- _WHAT THE TASK REQUIRES_: Number of lines with the string "structured" in the entries below: report it, and nothing besides.

[Component data from apps and pages]
((
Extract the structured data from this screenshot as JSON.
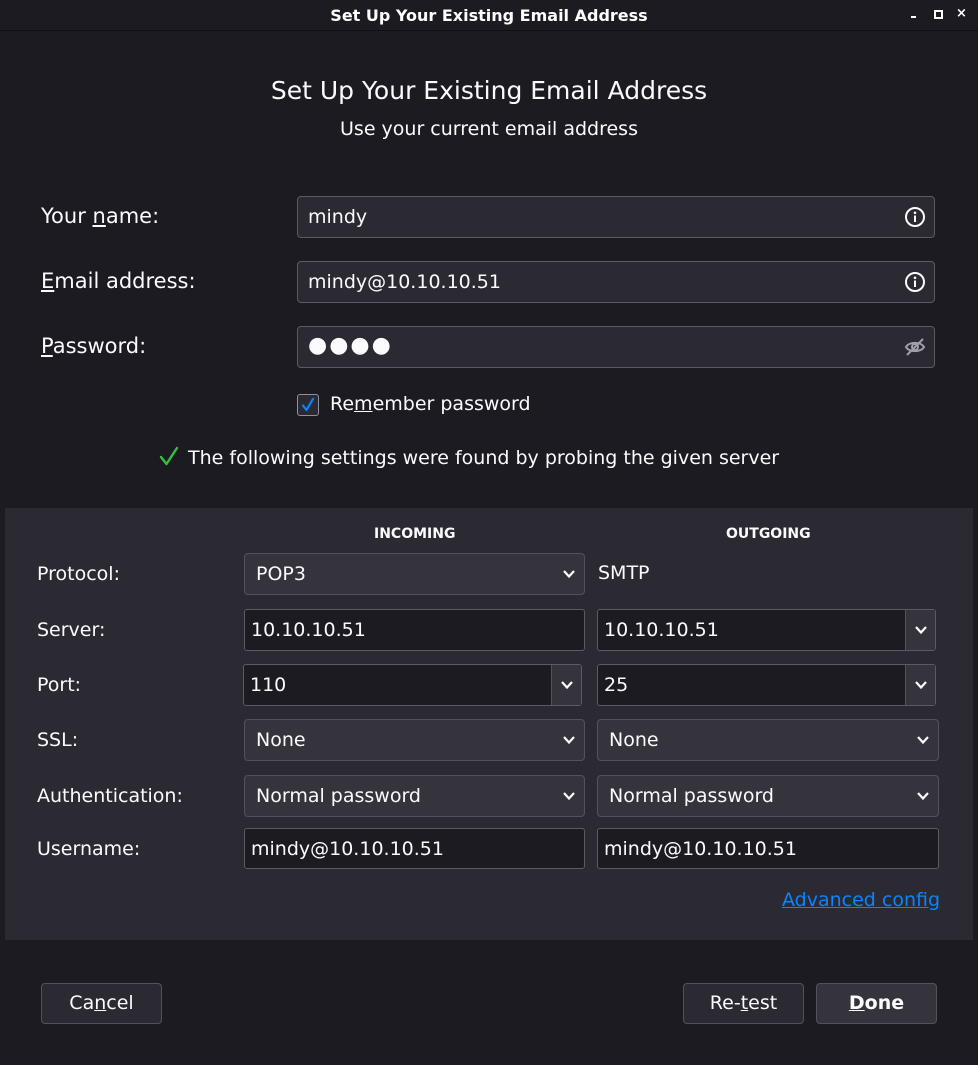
{
  "window": {
    "title": "Set Up Your Existing Email Address",
    "controls": [
      "minimize-icon",
      "maximize-icon",
      "close-icon"
    ],
    "close_glyph": "×"
  },
  "header": {
    "title": "Set Up Your Existing Email Address",
    "subtitle": "Use your current email address"
  },
  "form": {
    "name": {
      "label_pre": "Your ",
      "label_u": "n",
      "label_post": "ame:",
      "value": "mindy",
      "icon": "info-icon"
    },
    "email": {
      "label_pre": "",
      "label_u": "E",
      "label_post": "mail address:",
      "value": "mindy@10.10.10.51",
      "icon": "info-icon"
    },
    "password": {
      "label_pre": "",
      "label_u": "P",
      "label_post": "assword:",
      "value": "●●●●",
      "icon": "eye-slash-icon"
    },
    "remember": {
      "label_pre": "Re",
      "label_u": "m",
      "label_post": "ember password",
      "checked": true
    }
  },
  "status": {
    "text": "The following settings were found by probing the given server",
    "icon": "checkmark-icon",
    "color": "#3fe1b0"
  },
  "settings": {
    "incoming_header": "INCOMING",
    "outgoing_header": "OUTGOING",
    "labels": {
      "protocol": "Protocol:",
      "server": "Server:",
      "port": "Port:",
      "ssl": "SSL:",
      "auth": "Authentication:",
      "username": "Username:"
    },
    "incoming": {
      "protocol": "POP3",
      "server": "10.10.10.51",
      "port": "110",
      "ssl": "None",
      "auth": "Normal password",
      "username": "mindy@10.10.10.51"
    },
    "outgoing": {
      "protocol": "SMTP",
      "server": "10.10.10.51",
      "port": "25",
      "ssl": "None",
      "auth": "Normal password",
      "username": "mindy@10.10.10.51"
    },
    "advanced_link": "Advanced config"
  },
  "buttons": {
    "cancel": {
      "pre": "Ca",
      "u": "n",
      "post": "cel"
    },
    "retest": {
      "pre": "Re-",
      "u": "t",
      "post": "est"
    },
    "done": {
      "pre": "",
      "u": "D",
      "post": "one"
    }
  },
  "colors": {
    "accent": "#0a84ff",
    "background": "#1c1b22",
    "panel": "#2b2a33"
  }
}
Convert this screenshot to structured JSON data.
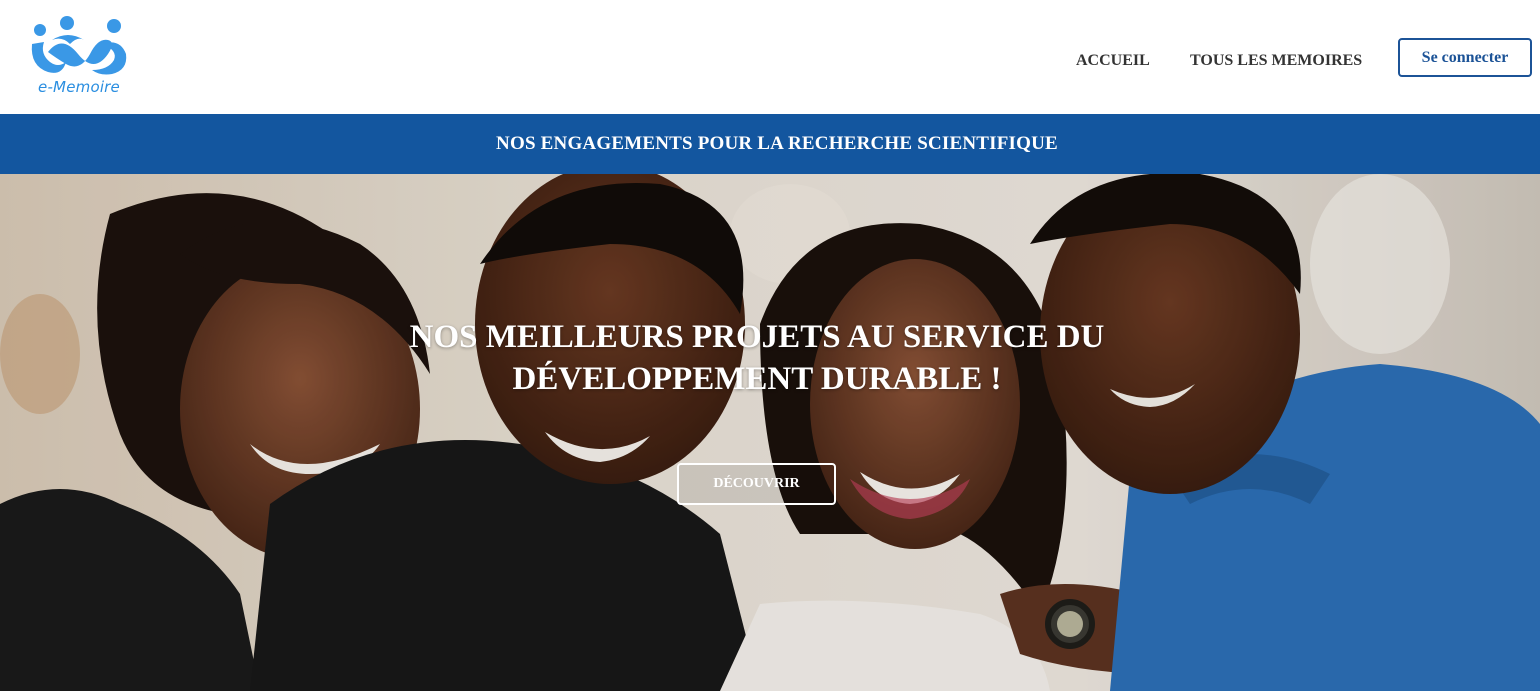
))
- _REPLY TO THE EXERCISE_: 2